X Claims Increases in Users and Engagement

X has shared some new usage stats, as it looks to spark more interest from advertisers moving into the second half of the year.

And despite various reports to the contrary, X claims that it is seeing user growth, at least on a monthly basis.

X usage update

According to X’s latest data:

  • 570 million people are now logging into X every month, an increase of 6% year-over-year
  • X is seeing 361.9 billion daily user seconds in cumulative time
  • Video views in the app are up 45% to 8.2 billion per day

So again, despite reports that X usage is stalling, it is, apparently, seeing increases in interest.

In some ways at least.

What X hasn’t reported is daily active users, which, at last check, were at 250 million, where it’s been stuck since November 2022.

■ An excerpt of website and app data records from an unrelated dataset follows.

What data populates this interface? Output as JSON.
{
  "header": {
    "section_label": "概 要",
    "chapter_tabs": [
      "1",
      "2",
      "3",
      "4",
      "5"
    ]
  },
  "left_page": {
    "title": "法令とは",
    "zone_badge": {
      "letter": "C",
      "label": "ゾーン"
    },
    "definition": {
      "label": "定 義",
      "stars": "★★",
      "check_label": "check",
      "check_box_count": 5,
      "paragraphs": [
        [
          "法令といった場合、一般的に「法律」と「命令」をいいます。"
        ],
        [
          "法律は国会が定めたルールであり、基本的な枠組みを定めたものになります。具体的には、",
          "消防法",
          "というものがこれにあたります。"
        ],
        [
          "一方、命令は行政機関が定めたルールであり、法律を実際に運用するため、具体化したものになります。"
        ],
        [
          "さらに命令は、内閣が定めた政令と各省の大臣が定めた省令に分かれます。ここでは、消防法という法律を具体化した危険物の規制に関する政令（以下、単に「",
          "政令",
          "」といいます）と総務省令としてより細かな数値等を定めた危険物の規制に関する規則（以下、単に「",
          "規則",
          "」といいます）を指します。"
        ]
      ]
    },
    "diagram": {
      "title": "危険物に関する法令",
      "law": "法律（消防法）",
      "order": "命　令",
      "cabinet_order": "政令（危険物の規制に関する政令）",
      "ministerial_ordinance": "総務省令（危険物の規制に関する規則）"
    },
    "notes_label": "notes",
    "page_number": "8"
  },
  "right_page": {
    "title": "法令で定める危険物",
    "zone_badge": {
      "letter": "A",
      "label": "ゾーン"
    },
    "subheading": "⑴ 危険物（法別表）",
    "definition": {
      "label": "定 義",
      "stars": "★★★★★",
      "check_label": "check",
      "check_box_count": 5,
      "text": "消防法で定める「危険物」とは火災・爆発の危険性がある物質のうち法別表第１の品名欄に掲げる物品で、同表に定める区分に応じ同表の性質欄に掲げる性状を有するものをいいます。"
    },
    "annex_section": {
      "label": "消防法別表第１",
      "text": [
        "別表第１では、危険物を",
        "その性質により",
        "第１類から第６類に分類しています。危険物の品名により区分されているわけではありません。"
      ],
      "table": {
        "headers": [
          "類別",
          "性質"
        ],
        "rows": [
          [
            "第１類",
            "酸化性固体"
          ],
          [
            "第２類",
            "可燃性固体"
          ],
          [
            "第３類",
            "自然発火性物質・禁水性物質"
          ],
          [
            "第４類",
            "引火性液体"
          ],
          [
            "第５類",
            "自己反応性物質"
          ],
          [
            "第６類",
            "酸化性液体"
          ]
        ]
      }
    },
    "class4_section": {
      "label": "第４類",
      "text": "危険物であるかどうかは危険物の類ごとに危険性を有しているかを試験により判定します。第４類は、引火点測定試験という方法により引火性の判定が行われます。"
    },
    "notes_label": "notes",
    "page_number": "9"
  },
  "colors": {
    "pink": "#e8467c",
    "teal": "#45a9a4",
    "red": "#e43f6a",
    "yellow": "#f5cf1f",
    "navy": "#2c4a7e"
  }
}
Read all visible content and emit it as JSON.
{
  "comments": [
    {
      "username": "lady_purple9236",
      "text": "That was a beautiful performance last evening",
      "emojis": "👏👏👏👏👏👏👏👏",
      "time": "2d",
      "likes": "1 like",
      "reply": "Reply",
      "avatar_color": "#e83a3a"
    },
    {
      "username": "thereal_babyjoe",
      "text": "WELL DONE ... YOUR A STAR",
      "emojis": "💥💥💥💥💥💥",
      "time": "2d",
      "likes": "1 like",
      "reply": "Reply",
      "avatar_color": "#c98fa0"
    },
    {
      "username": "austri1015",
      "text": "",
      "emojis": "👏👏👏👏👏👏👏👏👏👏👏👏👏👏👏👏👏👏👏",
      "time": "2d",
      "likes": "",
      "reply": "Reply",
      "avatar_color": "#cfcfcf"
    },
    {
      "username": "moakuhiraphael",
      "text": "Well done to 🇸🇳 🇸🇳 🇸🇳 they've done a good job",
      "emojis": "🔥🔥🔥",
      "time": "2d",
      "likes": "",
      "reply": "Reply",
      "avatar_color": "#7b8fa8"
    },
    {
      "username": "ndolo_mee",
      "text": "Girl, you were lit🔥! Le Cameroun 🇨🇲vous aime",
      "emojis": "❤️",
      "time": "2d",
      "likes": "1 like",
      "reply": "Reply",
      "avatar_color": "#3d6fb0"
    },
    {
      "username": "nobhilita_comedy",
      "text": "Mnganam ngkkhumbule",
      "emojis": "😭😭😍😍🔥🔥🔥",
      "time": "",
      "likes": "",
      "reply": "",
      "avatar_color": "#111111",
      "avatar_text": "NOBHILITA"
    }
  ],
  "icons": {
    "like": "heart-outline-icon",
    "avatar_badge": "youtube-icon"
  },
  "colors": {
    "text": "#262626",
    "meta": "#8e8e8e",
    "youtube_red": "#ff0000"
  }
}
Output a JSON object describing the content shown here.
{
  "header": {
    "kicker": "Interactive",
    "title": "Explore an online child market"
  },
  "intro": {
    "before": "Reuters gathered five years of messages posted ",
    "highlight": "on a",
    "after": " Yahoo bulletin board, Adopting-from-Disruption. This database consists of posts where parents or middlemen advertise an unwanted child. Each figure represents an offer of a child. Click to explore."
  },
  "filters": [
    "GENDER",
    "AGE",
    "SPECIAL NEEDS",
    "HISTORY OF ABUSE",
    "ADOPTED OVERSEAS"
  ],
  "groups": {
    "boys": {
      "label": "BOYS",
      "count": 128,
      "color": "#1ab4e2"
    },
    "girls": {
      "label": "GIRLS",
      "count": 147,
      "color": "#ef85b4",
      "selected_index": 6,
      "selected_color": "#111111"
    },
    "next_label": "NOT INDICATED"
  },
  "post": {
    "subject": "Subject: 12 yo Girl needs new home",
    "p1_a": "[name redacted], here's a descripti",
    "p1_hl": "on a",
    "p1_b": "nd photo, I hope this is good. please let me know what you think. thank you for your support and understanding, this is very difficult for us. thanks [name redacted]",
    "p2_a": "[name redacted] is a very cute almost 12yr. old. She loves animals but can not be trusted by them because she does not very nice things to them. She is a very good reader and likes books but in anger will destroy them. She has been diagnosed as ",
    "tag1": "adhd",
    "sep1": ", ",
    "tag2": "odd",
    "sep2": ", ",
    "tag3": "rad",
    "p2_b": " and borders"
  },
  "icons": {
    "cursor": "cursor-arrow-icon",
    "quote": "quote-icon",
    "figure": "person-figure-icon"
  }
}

So presumably, there’s been no growth in daily actives, but 570 million monthly users is an increase from the 550 million it reported back in March. That means that X has seemingly added 70 million monthly actives since October last year, which is a significant amount, even if its daily usage isn’t expanding.

Though it’s also not 600 million, which Musk claimed back in May.

But what doesn’t add up here is the “daily user seconds” stat, which is a weird data point to showcase either way.

And the numbers also don’t match up to X’s previously reported figures.

361.9 billion cumulative user seconds equals 6.03 billion total minutes per day, which is significantly lower than the 8 billion daily active user minutes that X reported in March.

That also equates to 24 minutes per day, per user in the app, which is also way less than the 30 minutes per day that X claimed just three months back.

It’s discrepancies like this that make it hard to take X’s data seriously, because it conflates, contradicts, or seemingly omits elements in order to present a better picture, when the breakdowns just don’t match up.

If these latest figures are right, that would suggest that X has actually seen a significant decline in engagement within the last quarter, even with an increase in monthly active users.

Could that mean that more people are checking on X, but fewer of them are sticking around? Is that a good sign for advertisers?

The video views stat here is also questionable.

Why? Because back in 2020, Twitter reported that it was seeing 2 billion videos views per day, which, at that time, represented a 62% YoY video consumption increase. To reach 8 billion or more, in just three years, it essentially would’ve had to double that amount, then add that same amount again every year, which seems unrealistic. Twitter also reported that it was seeing 3.5b video views per day in 2022, so it was still 4.5b off this figure just two years back.

Yet, somehow, despite adding no daily active users, and just 70 million monthly actives, who may or may not be using the app less, it’s more than doubled video views?

Another consideration could be that X has also been combining its post impression and video view counts, which may be skewing this data point. We don’t know the details, because X hasn’t shared average view times or another qualifying data point. But the figures don’t seem to add up.

This is, again, what makes it hard to assess X based on what it reports, because owner Elon Musk also keeps touting things like this:

X has been the number one “News” app since 2016, when former Twitter management switched it to the “News” category, as opposed to “Social Media”, because it was struggling to compete with Meta’s apps, leading to negative comparison (and shareholder pressure).

It’s not a “News” app, and in fact, it can’t be listed as such in the Google Play store because it’s reliant on user-generated content, but Musk keeps repeating this claim, that “mainstream” or “legacy” news publishers hate X because it’s competing with them in the “News” category.

It’s not, and even if it was, it’s been leading in this segment for almost a decade, so it’s nothing new.  

It’s misleading, deceptive, and unfortunately, it’s claims like this that taint the data shared by X, prompting further questions about its figures.

So is X going well? I don’t know, but I don’t think that these new data points are going to do much to reassure anybody.